Records provided Start Marker

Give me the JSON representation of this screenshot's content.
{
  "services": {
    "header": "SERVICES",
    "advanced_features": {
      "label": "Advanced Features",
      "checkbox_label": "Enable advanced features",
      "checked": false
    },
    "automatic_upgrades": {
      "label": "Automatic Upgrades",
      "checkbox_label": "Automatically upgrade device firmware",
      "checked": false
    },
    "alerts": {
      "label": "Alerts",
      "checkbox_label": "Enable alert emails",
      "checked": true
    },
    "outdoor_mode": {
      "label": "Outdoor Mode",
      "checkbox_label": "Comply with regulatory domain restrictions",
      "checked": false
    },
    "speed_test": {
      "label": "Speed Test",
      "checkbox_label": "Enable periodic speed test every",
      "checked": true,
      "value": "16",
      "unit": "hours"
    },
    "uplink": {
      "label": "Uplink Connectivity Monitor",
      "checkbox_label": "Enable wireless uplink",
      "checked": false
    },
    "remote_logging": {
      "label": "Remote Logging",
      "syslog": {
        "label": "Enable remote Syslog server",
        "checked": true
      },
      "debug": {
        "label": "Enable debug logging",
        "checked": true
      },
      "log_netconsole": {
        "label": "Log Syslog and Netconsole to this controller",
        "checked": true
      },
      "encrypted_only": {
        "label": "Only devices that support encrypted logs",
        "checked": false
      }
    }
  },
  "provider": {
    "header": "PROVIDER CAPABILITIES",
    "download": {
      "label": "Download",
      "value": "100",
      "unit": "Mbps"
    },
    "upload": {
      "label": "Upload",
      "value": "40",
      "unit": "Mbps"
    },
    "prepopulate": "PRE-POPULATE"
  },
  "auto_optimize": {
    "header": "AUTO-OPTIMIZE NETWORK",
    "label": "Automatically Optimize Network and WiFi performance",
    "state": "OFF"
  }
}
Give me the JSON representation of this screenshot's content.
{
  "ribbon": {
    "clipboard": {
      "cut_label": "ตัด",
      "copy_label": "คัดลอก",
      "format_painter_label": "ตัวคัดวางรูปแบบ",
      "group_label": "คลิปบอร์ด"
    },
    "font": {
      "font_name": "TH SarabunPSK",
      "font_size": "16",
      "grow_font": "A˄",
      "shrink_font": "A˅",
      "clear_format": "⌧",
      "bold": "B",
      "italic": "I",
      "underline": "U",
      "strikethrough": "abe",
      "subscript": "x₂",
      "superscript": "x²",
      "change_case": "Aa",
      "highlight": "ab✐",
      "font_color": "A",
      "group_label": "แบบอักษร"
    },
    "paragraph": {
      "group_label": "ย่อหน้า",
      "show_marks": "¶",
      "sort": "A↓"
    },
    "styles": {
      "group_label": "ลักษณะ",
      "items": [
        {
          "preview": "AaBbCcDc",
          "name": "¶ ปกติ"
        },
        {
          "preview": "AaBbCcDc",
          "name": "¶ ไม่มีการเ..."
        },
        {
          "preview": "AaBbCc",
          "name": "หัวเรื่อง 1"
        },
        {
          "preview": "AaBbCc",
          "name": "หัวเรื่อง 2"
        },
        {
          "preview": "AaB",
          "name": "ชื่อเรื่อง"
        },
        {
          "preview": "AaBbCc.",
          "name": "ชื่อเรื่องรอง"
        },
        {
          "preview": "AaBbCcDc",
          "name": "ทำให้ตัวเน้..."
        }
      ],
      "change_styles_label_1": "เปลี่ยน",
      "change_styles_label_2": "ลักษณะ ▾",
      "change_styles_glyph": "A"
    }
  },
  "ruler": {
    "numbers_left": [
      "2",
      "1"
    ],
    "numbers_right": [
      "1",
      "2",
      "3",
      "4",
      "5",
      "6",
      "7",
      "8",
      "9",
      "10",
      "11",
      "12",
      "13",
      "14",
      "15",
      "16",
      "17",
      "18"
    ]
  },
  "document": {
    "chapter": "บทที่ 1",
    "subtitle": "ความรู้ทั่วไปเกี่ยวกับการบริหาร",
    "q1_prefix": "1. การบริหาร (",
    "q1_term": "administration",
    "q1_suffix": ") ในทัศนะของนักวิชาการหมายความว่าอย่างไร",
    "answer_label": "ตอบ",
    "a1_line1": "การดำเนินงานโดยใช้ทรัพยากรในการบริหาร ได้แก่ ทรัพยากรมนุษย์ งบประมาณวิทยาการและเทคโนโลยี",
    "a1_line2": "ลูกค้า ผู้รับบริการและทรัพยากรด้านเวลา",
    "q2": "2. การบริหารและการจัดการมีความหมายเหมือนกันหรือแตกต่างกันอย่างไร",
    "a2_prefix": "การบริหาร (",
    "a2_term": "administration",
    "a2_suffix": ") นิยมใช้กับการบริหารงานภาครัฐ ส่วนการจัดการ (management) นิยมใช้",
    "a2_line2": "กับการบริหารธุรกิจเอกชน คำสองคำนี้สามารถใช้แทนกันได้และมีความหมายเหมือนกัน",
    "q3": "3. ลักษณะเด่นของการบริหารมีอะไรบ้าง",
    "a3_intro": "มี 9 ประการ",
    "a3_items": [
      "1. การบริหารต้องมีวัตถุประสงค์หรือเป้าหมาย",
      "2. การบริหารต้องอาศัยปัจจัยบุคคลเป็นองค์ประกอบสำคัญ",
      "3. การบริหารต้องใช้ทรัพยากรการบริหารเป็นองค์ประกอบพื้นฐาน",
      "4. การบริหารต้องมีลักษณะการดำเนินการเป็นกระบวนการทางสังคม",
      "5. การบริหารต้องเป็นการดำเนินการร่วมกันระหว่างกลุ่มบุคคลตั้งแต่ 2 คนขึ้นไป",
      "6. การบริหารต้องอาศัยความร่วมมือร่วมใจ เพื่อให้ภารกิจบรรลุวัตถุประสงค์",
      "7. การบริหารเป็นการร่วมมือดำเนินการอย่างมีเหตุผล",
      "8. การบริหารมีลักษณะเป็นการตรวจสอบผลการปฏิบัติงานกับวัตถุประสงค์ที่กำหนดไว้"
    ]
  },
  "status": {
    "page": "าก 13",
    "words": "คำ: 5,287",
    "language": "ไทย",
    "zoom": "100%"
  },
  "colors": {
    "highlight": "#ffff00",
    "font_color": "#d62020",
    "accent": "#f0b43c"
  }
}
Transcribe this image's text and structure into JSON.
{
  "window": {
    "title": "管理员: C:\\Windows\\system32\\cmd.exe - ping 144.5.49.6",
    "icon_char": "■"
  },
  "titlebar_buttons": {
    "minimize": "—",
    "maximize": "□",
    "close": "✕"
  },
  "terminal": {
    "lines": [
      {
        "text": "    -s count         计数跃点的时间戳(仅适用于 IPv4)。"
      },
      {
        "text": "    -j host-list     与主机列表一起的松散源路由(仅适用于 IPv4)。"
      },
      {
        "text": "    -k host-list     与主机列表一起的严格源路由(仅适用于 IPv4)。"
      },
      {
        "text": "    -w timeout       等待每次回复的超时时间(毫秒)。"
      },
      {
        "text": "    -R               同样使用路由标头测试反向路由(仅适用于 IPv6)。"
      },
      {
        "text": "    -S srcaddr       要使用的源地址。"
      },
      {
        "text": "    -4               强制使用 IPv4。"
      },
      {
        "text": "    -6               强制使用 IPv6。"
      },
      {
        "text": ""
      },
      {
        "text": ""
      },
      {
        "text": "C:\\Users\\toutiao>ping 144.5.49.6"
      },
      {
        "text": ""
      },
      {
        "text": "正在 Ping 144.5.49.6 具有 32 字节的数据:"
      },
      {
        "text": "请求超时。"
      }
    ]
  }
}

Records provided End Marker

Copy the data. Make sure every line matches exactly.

Give me the JSON representation of this screenshot's content.
{
  "services": {
    "header": "SERVICES",
    "advanced_features": {
      "label": "Advanced Features",
      "checkbox_label": "Enable advanced features",
      "checked": false
    },
    "automatic_upgrades": {
      "label": "Automatic Upgrades",
      "checkbox_label": "Automatically upgrade device firmware",
      "checked": false
    },
    "alerts": {
      "label": "Alerts",
      "checkbox_label": "Enable alert emails",
      "checked": true
    },
    "outdoor_mode": {
      "label": "Outdoor Mode",
      "checkbox_label": "Comply with regulatory domain restrictions",
      "checked": false
    },
    "speed_test": {
      "label": "Speed Test",
      "checkbox_label": "Enable periodic speed test every",
      "checked": true,
      "value": "16",
      "unit": "hours"
    },
    "uplink": {
      "label": "Uplink Connectivity Monitor",
      "checkbox_label": "Enable wireless uplink",
      "checked": false
    },
    "remote_logging": {
      "label": "Remote Logging",
      "syslog": {
        "label": "Enable remote Syslog server",
        "checked": true
      },
      "debug": {
        "label": "Enable debug logging",
        "checked": true
      },
      "log_netconsole": {
        "label": "Log Syslog and Netconsole to this controller",
        "checked": true
      },
      "encrypted_only": {
        "label": "Only devices that support encrypted logs",
        "checked": false
      }
    }
  },
  "provider": {
    "header": "PROVIDER CAPABILITIES",
    "download": {
      "label": "Download",
      "value": "100",
      "unit": "Mbps"
    },
    "upload": {
      "label": "Upload",
      "value": "40",
      "unit": "Mbps"
    },
    "prepopulate": "PRE-POPULATE"
  },
  "auto_optimize": {
    "header": "AUTO-OPTIMIZE NETWORK",
    "label": "Automatically Optimize Network and WiFi performance",
    "state": "OFF"
  }
}
Give me the JSON representation of this screenshot's content.
{
  "ribbon": {
    "clipboard": {
      "cut_label": "ตัด",
      "copy_label": "คัดลอก",
      "format_painter_label": "ตัวคัดวางรูปแบบ",
      "group_label": "คลิปบอร์ด"
    },
    "font": {
      "font_name": "TH SarabunPSK",
      "font_size": "16",
      "grow_font": "A˄",
      "shrink_font": "A˅",
      "clear_format": "⌧",
      "bold": "B",
      "italic": "I",
      "underline": "U",
      "strikethrough": "abe",
      "subscript": "x₂",
      "superscript": "x²",
      "change_case": "Aa",
      "highlight": "ab✐",
      "font_color": "A",
      "group_label": "แบบอักษร"
    },
    "paragraph": {
      "group_label": "ย่อหน้า",
      "show_marks": "¶",
      "sort": "A↓"
    },
    "styles": {
      "group_label": "ลักษณะ",
      "items": [
        {
          "preview": "AaBbCcDc",
          "name": "¶ ปกติ"
        },
        {
          "preview": "AaBbCcDc",
          "name": "¶ ไม่มีการเ..."
        },
        {
          "preview": "AaBbCc",
          "name": "หัวเรื่อง 1"
        },
        {
          "preview": "AaBbCc",
          "name": "หัวเรื่อง 2"
        },
        {
          "preview": "AaB",
          "name": "ชื่อเรื่อง"
        },
        {
          "preview": "AaBbCc.",
          "name": "ชื่อเรื่องรอง"
        },
        {
          "preview": "AaBbCcDc",
          "name": "ทำให้ตัวเน้..."
        }
      ],
      "change_styles_label_1": "เปลี่ยน",
      "change_styles_label_2": "ลักษณะ ▾",
      "change_styles_glyph": "A"
    }
  },
  "ruler": {
    "numbers_left": [
      "2",
      "1"
    ],
    "numbers_right": [
      "1",
      "2",
      "3",
      "4",
      "5",
      "6",
      "7",
      "8",
      "9",
      "10",
      "11",
      "12",
      "13",
      "14",
      "15",
      "16",
      "17",
      "18"
    ]
  },
  "document": {
    "chapter": "บทที่ 1",
    "subtitle": "ความรู้ทั่วไปเกี่ยวกับการบริหาร",
    "q1_prefix": "1. การบริหาร (",
    "q1_term": "administration",
    "q1_suffix": ") ในทัศนะของนักวิชาการหมายความว่าอย่างไร",
    "answer_label": "ตอบ",
    "a1_line1": "การดำเนินงานโดยใช้ทรัพยากรในการบริหาร ได้แก่ ทรัพยากรมนุษย์ งบประมาณวิทยาการและเทคโนโลยี",
    "a1_line2": "ลูกค้า ผู้รับบริการและทรัพยากรด้านเวลา",
    "q2": "2. การบริหารและการจัดการมีความหมายเหมือนกันหรือแตกต่างกันอย่างไร",
    "a2_prefix": "การบริหาร (",
    "a2_term": "administration",
    "a2_suffix": ") นิยมใช้กับการบริหารงานภาครัฐ ส่วนการจัดการ (management) นิยมใช้",
    "a2_line2": "กับการบริหารธุรกิจเอกชน คำสองคำนี้สามารถใช้แทนกันได้และมีความหมายเหมือนกัน",
    "q3": "3. ลักษณะเด่นของการบริหารมีอะไรบ้าง",
    "a3_intro": "มี 9 ประการ",
    "a3_items": [
      "1. การบริหารต้องมีวัตถุประสงค์หรือเป้าหมาย",
      "2. การบริหารต้องอาศัยปัจจัยบุคคลเป็นองค์ประกอบสำคัญ",
      "3. การบริหารต้องใช้ทรัพยากรการบริหารเป็นองค์ประกอบพื้นฐาน",
      "4. การบริหารต้องมีลักษณะการดำเนินการเป็นกระบวนการทางสังคม",
      "5. การบริหารต้องเป็นการดำเนินการร่วมกันระหว่างกลุ่มบุคคลตั้งแต่ 2 คนขึ้นไป",
      "6. การบริหารต้องอาศัยความร่วมมือร่วมใจ เพื่อให้ภารกิจบรรลุวัตถุประสงค์",
      "7. การบริหารเป็นการร่วมมือดำเนินการอย่างมีเหตุผล",
      "8. การบริหารมีลักษณะเป็นการตรวจสอบผลการปฏิบัติงานกับวัตถุประสงค์ที่กำหนดไว้"
    ]
  },
  "status": {
    "page": "าก 13",
    "words": "คำ: 5,287",
    "language": "ไทย",
    "zoom": "100%"
  },
  "colors": {
    "highlight": "#ffff00",
    "font_color": "#d62020",
    "accent": "#f0b43c"
  }
}
Transcribe this image's text and structure into JSON.
{
  "window": {
    "title": "管理员: C:\\Windows\\system32\\cmd.exe - ping 144.5.49.6",
    "icon_char": "■"
  },
  "titlebar_buttons": {
    "minimize": "—",
    "maximize": "□",
    "close": "✕"
  },
  "terminal": {
    "lines": [
      {
        "text": "    -s count         计数跃点的时间戳(仅适用于 IPv4)。"
      },
      {
        "text": "    -j host-list     与主机列表一起的松散源路由(仅适用于 IPv4)。"
      },
      {
        "text": "    -k host-list     与主机列表一起的严格源路由(仅适用于 IPv4)。"
      },
      {
        "text": "    -w timeout       等待每次回复的超时时间(毫秒)。"
      },
      {
        "text": "    -R               同样使用路由标头测试反向路由(仅适用于 IPv6)。"
      },
      {
        "text": "    -S srcaddr       要使用的源地址。"
      },
      {
        "text": "    -4               强制使用 IPv4。"
      },
      {
        "text": "    -6               强制使用 IPv6。"
      },
      {
        "text": ""
      },
      {
        "text": ""
      },
      {
        "text": "C:\\Users\\toutiao>ping 144.5.49.6"
      },
      {
        "text": ""
      },
      {
        "text": "正在 Ping 144.5.49.6 具有 32 字节的数据:"
      },
      {
        "text": "请求超时。"
      }
    ]
  }
}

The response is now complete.